Items listed in a dataset
══════

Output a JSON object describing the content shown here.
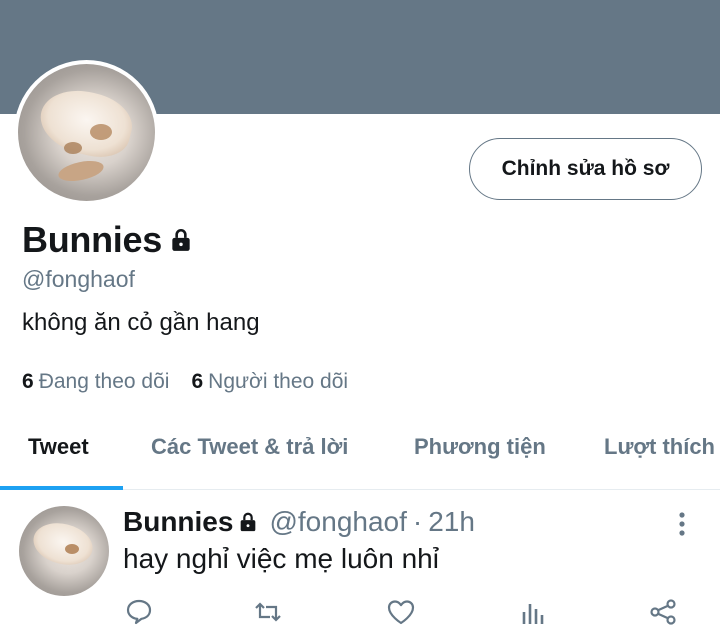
{
  "profile": {
    "display_name": "Bunnies",
    "handle": "@fonghaof",
    "bio": "không ăn cỏ gần hang",
    "edit_button_label": "Chỉnh sửa hồ sơ",
    "following_count": "6",
    "following_label": "Đang theo dõi",
    "followers_count": "6",
    "followers_label": "Người theo dõi",
    "locked": true
  },
  "tabs": [
    {
      "label": "Tweet",
      "active": true
    },
    {
      "label": "Các Tweet & trả lời",
      "active": false
    },
    {
      "label": "Phương tiện",
      "active": false
    },
    {
      "label": "Lượt thích",
      "active": false
    }
  ],
  "tweet": {
    "name": "Bunnies",
    "handle": "@fonghaof",
    "separator": "·",
    "time": "21h",
    "text": "hay nghỉ việc mẹ luôn nhỉ",
    "actions": [
      "reply-icon",
      "retweet-icon",
      "like-icon",
      "analytics-icon",
      "share-icon"
    ]
  },
  "colors": {
    "banner": "#657786",
    "accent": "#1da1f2",
    "secondary_text": "#657786",
    "primary_text": "#14171a"
  }
}
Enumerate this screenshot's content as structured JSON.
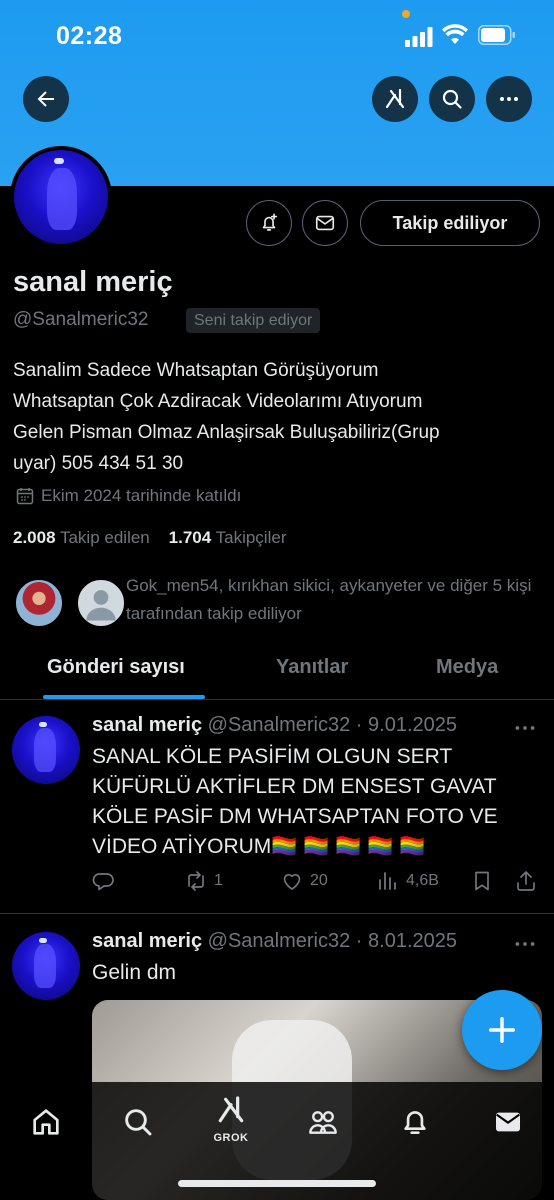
{
  "status_bar": {
    "time": "02:28"
  },
  "profile": {
    "display_name": "sanal meriç",
    "handle": "@Sanalmeric32",
    "follows_you_badge": "Seni takip ediyor",
    "follow_button_label": "Takip ediliyor",
    "bio": "Sanalim Sadece Whatsaptan Görüşüyorum\nWhatsaptan Çok Azdiracak Videolarımı Atıyorum\nGelen Pisman Olmaz Anlaşirsak Buluşabiliriz(Grup\nuyar) 505 434 51 30",
    "joined": "Ekim 2024 tarihinde katıldı",
    "following_count": "2.008",
    "following_label": "Takip edilen",
    "followers_count": "1.704",
    "followers_label": "Takipçiler",
    "followers_you_know": "Gok_men54, kırıkhan sikici, aykanyeter ve diğer 5 kişi tarafından takip ediliyor"
  },
  "tabs": [
    {
      "label": "Gönderi sayısı",
      "active": true
    },
    {
      "label": "Yanıtlar",
      "active": false
    },
    {
      "label": "Medya",
      "active": false
    }
  ],
  "posts": [
    {
      "name": "sanal meriç",
      "handle": "@Sanalmeric32",
      "date": "· 9.01.2025",
      "text": "SANAL KÖLE PASİFİM  OLGUN SERT KÜFÜRLÜ AKTİFLER DM ENSEST GAVAT KÖLE PASİF DM WHATSAPTAN FOTO VE VİDEO ATİYORUM🏳️‍🌈 🏳️‍🌈 🏳️‍🌈 🏳️‍🌈 🏳️‍🌈",
      "reposts": "1",
      "likes": "20",
      "views": "4,6B"
    },
    {
      "name": "sanal meriç",
      "handle": "@Sanalmeric32",
      "date": "· 8.01.2025",
      "text": "Gelin dm"
    }
  ],
  "bottom_nav": {
    "grok_label": "GROK"
  },
  "icons": {
    "back": "back-arrow-icon",
    "grok": "grok-icon",
    "search": "search-icon",
    "more": "more-icon",
    "notify": "bell-plus-icon",
    "message": "envelope-icon",
    "calendar": "calendar-icon",
    "reply": "reply-icon",
    "repost": "repost-icon",
    "like": "heart-icon",
    "views": "views-icon",
    "bookmark": "bookmark-icon",
    "share": "share-icon",
    "compose": "plus-icon",
    "home": "home-icon",
    "communities": "communities-icon",
    "notifications": "bell-icon",
    "messages": "mail-icon"
  },
  "colors": {
    "accent": "#1d9bf0",
    "background": "#000000",
    "muted": "#71767b",
    "text": "#e7e9ea"
  }
}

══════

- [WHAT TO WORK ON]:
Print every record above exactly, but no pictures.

- [OUTPUT FOR THIS EXERCISE]:
Output a JSON object describing the content shown here.
{
  "profile": {
    "display_name": "Bunnies",
    "handle": "@fonghaof",
    "bio": "không ăn cỏ gần hang",
    "edit_button_label": "Chỉnh sửa hồ sơ",
    "following_count": "6",
    "following_label": "Đang theo dõi",
    "followers_count": "6",
    "followers_label": "Người theo dõi",
    "locked": true
  },
  "tabs": [
    {
      "label": "Tweet",
      "active": true
    },
    {
      "label": "Các Tweet & trả lời",
      "active": false
    },
    {
      "label": "Phương tiện",
      "active": false
    },
    {
      "label": "Lượt thích",
      "active": false
    }
  ],
  "tweet": {
    "name": "Bunnies",
    "handle": "@fonghaof",
    "separator": "·",
    "time": "21h",
    "text": "hay nghỉ việc mẹ luôn nhỉ",
    "actions": [
      "reply-icon",
      "retweet-icon",
      "like-icon",
      "analytics-icon",
      "share-icon"
    ]
  },
  "colors": {
    "banner": "#657786",
    "accent": "#1da1f2",
    "secondary_text": "#657786",
    "primary_text": "#14171a"
  }
}
Enumerate this screenshot's content as structured JSON.
{
  "status_bar": {
    "time": "02:28"
  },
  "profile": {
    "display_name": "sanal meriç",
    "handle": "@Sanalmeric32",
    "follows_you_badge": "Seni takip ediyor",
    "follow_button_label": "Takip ediliyor",
    "bio": "Sanalim Sadece Whatsaptan Görüşüyorum\nWhatsaptan Çok Azdiracak Videolarımı Atıyorum\nGelen Pisman Olmaz Anlaşirsak Buluşabiliriz(Grup\nuyar) 505 434 51 30",
    "joined": "Ekim 2024 tarihinde katıldı",
    "following_count": "2.008",
    "following_label": "Takip edilen",
    "followers_count": "1.704",
    "followers_label": "Takipçiler",
    "followers_you_know": "Gok_men54, kırıkhan sikici, aykanyeter ve diğer 5 kişi tarafından takip ediliyor"
  },
  "tabs": [
    {
      "label": "Gönderi sayısı",
      "active": true
    },
    {
      "label": "Yanıtlar",
      "active": false
    },
    {
      "label": "Medya",
      "active": false
    }
  ],
  "posts": [
    {
      "name": "sanal meriç",
      "handle": "@Sanalmeric32",
      "date": "· 9.01.2025",
      "text": "SANAL KÖLE PASİFİM  OLGUN SERT KÜFÜRLÜ AKTİFLER DM ENSEST GAVAT KÖLE PASİF DM WHATSAPTAN FOTO VE VİDEO ATİYORUM🏳️‍🌈 🏳️‍🌈 🏳️‍🌈 🏳️‍🌈 🏳️‍🌈",
      "reposts": "1",
      "likes": "20",
      "views": "4,6B"
    },
    {
      "name": "sanal meriç",
      "handle": "@Sanalmeric32",
      "date": "· 8.01.2025",
      "text": "Gelin dm"
    }
  ],
  "bottom_nav": {
    "grok_label": "GROK"
  },
  "icons": {
    "back": "back-arrow-icon",
    "grok": "grok-icon",
    "search": "search-icon",
    "more": "more-icon",
    "notify": "bell-plus-icon",
    "message": "envelope-icon",
    "calendar": "calendar-icon",
    "reply": "reply-icon",
    "repost": "repost-icon",
    "like": "heart-icon",
    "views": "views-icon",
    "bookmark": "bookmark-icon",
    "share": "share-icon",
    "compose": "plus-icon",
    "home": "home-icon",
    "communities": "communities-icon",
    "notifications": "bell-icon",
    "messages": "mail-icon"
  },
  "colors": {
    "accent": "#1d9bf0",
    "background": "#000000",
    "muted": "#71767b",
    "text": "#e7e9ea"
  }
}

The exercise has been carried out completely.